When Don Porter purchased 30 acres of farmland near the Marais des Cygnes River northeast of Fontana in 2007, he had visions of turning the property into a wetland habitat for waterfowl.
Thanks to a lot of hard work and some financial assistance from the CRP cost-share program through the Miami County Conservation District, he’s been able to turn his vision into reality.
Porter said the land had been farmed for quite some time, but he worked to restore it to its natural state. He planted about 1,000 trees, including walnuts, pecans, cherries and evergreens.
He also seeded warm-season grasses, installed berms and removed clay tiles that previous farmers had used to drain water. Porter wanted to retain water, so after acquiring water rights he installed three pools and water control structures.

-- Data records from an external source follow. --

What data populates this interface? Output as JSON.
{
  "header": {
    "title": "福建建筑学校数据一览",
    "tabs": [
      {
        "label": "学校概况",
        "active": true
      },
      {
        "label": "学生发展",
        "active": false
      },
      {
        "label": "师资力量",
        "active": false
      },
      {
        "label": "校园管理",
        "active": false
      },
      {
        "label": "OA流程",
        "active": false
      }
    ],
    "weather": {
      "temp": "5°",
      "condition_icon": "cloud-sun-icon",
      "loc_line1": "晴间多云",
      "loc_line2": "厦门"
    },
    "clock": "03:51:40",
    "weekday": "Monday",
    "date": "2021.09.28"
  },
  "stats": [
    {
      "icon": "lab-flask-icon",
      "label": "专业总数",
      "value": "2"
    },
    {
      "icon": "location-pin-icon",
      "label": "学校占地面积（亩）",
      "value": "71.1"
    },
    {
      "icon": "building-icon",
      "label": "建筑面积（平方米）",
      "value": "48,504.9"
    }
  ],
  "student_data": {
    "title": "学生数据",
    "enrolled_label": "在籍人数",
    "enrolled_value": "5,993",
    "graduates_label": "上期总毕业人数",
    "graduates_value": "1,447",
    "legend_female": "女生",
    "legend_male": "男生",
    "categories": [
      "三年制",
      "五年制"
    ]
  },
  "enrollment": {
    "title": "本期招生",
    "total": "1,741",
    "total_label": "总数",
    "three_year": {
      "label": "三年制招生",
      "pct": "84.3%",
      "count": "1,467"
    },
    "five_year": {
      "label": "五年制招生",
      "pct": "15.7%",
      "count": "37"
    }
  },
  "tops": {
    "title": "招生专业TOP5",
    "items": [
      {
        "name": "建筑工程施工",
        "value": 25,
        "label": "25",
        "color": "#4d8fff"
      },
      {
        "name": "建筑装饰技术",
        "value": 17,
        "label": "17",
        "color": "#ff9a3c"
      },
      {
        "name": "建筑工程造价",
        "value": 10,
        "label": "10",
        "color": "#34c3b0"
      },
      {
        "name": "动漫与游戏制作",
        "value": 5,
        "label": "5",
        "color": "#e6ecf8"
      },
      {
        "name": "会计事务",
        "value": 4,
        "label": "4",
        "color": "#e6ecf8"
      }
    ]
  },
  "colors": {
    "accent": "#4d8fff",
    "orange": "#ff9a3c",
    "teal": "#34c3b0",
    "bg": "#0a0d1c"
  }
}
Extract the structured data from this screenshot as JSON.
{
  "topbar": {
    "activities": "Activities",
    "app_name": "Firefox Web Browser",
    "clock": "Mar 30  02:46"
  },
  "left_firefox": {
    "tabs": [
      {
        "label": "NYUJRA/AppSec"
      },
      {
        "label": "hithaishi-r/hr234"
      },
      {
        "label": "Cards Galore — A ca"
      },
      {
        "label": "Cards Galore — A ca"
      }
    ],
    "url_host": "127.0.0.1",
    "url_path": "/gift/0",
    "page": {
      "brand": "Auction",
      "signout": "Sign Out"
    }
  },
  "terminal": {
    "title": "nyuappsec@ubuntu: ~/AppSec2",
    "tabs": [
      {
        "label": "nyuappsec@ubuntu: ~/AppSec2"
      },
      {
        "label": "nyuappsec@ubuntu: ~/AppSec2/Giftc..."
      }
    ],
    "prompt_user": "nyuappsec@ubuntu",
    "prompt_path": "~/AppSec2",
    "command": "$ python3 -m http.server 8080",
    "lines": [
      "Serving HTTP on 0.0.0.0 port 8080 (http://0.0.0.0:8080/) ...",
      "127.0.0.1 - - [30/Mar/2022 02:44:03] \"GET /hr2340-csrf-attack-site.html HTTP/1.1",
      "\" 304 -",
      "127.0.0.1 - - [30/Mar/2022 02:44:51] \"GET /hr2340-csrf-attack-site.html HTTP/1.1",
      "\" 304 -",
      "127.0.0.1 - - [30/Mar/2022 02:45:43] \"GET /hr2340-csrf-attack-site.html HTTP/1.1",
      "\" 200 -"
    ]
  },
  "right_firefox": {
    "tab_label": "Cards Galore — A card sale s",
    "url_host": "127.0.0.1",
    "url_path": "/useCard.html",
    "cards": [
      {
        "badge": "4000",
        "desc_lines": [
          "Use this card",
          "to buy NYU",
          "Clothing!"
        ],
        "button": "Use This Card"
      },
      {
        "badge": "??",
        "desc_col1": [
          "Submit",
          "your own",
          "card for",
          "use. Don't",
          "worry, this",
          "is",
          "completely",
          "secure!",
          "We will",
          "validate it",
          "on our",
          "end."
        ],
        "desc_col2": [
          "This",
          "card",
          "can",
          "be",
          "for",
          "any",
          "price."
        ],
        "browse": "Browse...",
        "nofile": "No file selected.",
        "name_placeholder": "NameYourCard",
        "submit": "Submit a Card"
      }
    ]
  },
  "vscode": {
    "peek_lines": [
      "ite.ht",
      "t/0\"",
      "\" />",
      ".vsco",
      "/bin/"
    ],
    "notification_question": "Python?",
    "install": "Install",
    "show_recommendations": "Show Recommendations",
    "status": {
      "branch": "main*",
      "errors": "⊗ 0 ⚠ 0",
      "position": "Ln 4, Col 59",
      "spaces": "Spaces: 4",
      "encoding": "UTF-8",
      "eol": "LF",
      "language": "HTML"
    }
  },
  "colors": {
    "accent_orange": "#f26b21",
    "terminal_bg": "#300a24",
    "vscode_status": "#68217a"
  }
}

For the first couple of years, Porter said all he could see were cockleburs, but those eventually transitioned into horsetail plants that were about 3 or 4 feet tall, and he’s now seeing native plants growing throughout the property.
“It’s taken about 10 years for natural plants to start growing,” Porter said. “It was really interesting to watch the procession of nature coming back.”
Porter, who lives in Overland Park but is originally from Kentucky, plans to use the property as a waterfowl hunting ground.
The Miami County Conservation District has honored Porter for his work by selecting him as a recipient of the Buffer Award. The award will be presented during the conservation district’s annual meeting Tuesday, Jan. 21.